Data excerpts:

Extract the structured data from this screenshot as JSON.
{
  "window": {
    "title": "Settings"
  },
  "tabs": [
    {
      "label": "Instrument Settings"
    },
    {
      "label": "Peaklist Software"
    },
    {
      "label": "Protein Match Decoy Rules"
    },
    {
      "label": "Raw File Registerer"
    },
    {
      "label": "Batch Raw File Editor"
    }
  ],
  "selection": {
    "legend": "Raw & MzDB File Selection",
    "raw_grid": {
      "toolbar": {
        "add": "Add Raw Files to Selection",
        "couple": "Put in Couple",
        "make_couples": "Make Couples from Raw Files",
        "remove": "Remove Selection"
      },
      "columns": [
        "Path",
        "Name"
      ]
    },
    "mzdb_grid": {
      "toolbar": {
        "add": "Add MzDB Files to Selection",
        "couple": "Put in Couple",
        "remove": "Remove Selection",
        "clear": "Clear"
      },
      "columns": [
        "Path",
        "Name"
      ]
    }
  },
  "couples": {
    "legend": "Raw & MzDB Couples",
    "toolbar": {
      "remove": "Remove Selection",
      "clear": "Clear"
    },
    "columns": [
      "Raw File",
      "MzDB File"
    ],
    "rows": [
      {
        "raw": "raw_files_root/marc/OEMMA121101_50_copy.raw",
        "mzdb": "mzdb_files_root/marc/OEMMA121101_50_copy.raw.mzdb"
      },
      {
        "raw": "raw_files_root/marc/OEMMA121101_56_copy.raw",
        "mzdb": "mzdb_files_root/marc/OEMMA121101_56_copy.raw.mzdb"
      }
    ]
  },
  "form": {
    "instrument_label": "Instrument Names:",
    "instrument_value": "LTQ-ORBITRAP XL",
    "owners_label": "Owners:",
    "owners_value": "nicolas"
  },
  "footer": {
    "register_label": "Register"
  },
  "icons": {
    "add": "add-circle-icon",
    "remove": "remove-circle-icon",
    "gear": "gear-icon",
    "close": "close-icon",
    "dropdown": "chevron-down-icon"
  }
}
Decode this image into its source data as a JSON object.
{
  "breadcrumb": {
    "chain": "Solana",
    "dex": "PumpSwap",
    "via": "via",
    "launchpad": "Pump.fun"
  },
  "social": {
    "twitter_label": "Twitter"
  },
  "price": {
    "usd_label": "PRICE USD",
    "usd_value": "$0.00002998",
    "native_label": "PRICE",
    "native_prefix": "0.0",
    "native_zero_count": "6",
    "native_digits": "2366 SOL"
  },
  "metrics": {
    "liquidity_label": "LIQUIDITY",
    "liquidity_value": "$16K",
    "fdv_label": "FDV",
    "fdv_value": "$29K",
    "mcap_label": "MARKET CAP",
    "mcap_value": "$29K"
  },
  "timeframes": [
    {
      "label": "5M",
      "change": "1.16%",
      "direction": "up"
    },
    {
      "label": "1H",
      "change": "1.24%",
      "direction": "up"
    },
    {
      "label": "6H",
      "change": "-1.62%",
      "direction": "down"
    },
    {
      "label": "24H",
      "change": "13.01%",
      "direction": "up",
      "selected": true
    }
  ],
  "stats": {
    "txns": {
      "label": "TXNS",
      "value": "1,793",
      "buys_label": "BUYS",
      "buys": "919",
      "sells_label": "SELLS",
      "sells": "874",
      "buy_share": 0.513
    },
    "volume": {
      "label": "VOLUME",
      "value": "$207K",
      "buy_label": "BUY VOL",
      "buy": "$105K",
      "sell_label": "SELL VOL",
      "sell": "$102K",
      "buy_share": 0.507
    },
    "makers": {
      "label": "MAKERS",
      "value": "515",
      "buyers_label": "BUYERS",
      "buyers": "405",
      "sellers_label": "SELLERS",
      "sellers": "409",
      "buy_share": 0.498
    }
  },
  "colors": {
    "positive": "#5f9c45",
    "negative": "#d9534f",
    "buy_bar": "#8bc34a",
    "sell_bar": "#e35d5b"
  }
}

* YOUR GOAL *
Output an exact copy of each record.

* YOUR RESPONSE *
Extract the structured data from this screenshot as JSON.
{
  "window": {
    "title": "Settings"
  },
  "tabs": [
    {
      "label": "Instrument Settings"
    },
    {
      "label": "Peaklist Software"
    },
    {
      "label": "Protein Match Decoy Rules"
    },
    {
      "label": "Raw File Registerer"
    },
    {
      "label": "Batch Raw File Editor"
    }
  ],
  "selection": {
    "legend": "Raw & MzDB File Selection",
    "raw_grid": {
      "toolbar": {
        "add": "Add Raw Files to Selection",
        "couple": "Put in Couple",
        "make_couples": "Make Couples from Raw Files",
        "remove": "Remove Selection"
      },
      "columns": [
        "Path",
        "Name"
      ]
    },
    "mzdb_grid": {
      "toolbar": {
        "add": "Add MzDB Files to Selection",
        "couple": "Put in Couple",
        "remove": "Remove Selection",
        "clear": "Clear"
      },
      "columns": [
        "Path",
        "Name"
      ]
    }
  },
  "couples": {
    "legend": "Raw & MzDB Couples",
    "toolbar": {
      "remove": "Remove Selection",
      "clear": "Clear"
    },
    "columns": [
      "Raw File",
      "MzDB File"
    ],
    "rows": [
      {
        "raw": "raw_files_root/marc/OEMMA121101_50_copy.raw",
        "mzdb": "mzdb_files_root/marc/OEMMA121101_50_copy.raw.mzdb"
      },
      {
        "raw": "raw_files_root/marc/OEMMA121101_56_copy.raw",
        "mzdb": "mzdb_files_root/marc/OEMMA121101_56_copy.raw.mzdb"
      }
    ]
  },
  "form": {
    "instrument_label": "Instrument Names:",
    "instrument_value": "LTQ-ORBITRAP XL",
    "owners_label": "Owners:",
    "owners_value": "nicolas"
  },
  "footer": {
    "register_label": "Register"
  },
  "icons": {
    "add": "add-circle-icon",
    "remove": "remove-circle-icon",
    "gear": "gear-icon",
    "close": "close-icon",
    "dropdown": "chevron-down-icon"
  }
}
Decode this image into its source data as a JSON object.
{
  "breadcrumb": {
    "chain": "Solana",
    "dex": "PumpSwap",
    "via": "via",
    "launchpad": "Pump.fun"
  },
  "social": {
    "twitter_label": "Twitter"
  },
  "price": {
    "usd_label": "PRICE USD",
    "usd_value": "$0.00002998",
    "native_label": "PRICE",
    "native_prefix": "0.0",
    "native_zero_count": "6",
    "native_digits": "2366 SOL"
  },
  "metrics": {
    "liquidity_label": "LIQUIDITY",
    "liquidity_value": "$16K",
    "fdv_label": "FDV",
    "fdv_value": "$29K",
    "mcap_label": "MARKET CAP",
    "mcap_value": "$29K"
  },
  "timeframes": [
    {
      "label": "5M",
      "change": "1.16%",
      "direction": "up"
    },
    {
      "label": "1H",
      "change": "1.24%",
      "direction": "up"
    },
    {
      "label": "6H",
      "change": "-1.62%",
      "direction": "down"
    },
    {
      "label": "24H",
      "change": "13.01%",
      "direction": "up",
      "selected": true
    }
  ],
  "stats": {
    "txns": {
      "label": "TXNS",
      "value": "1,793",
      "buys_label": "BUYS",
      "buys": "919",
      "sells_label": "SELLS",
      "sells": "874",
      "buy_share": 0.513
    },
    "volume": {
      "label": "VOLUME",
      "value": "$207K",
      "buy_label": "BUY VOL",
      "buy": "$105K",
      "sell_label": "SELL VOL",
      "sell": "$102K",
      "buy_share": 0.507
    },
    "makers": {
      "label": "MAKERS",
      "value": "515",
      "buyers_label": "BUYERS",
      "buyers": "405",
      "sellers_label": "SELLERS",
      "sellers": "409",
      "buy_share": 0.498
    }
  },
  "colors": {
    "positive": "#5f9c45",
    "negative": "#d9534f",
    "buy_bar": "#8bc34a",
    "sell_bar": "#e35d5b"
  }
}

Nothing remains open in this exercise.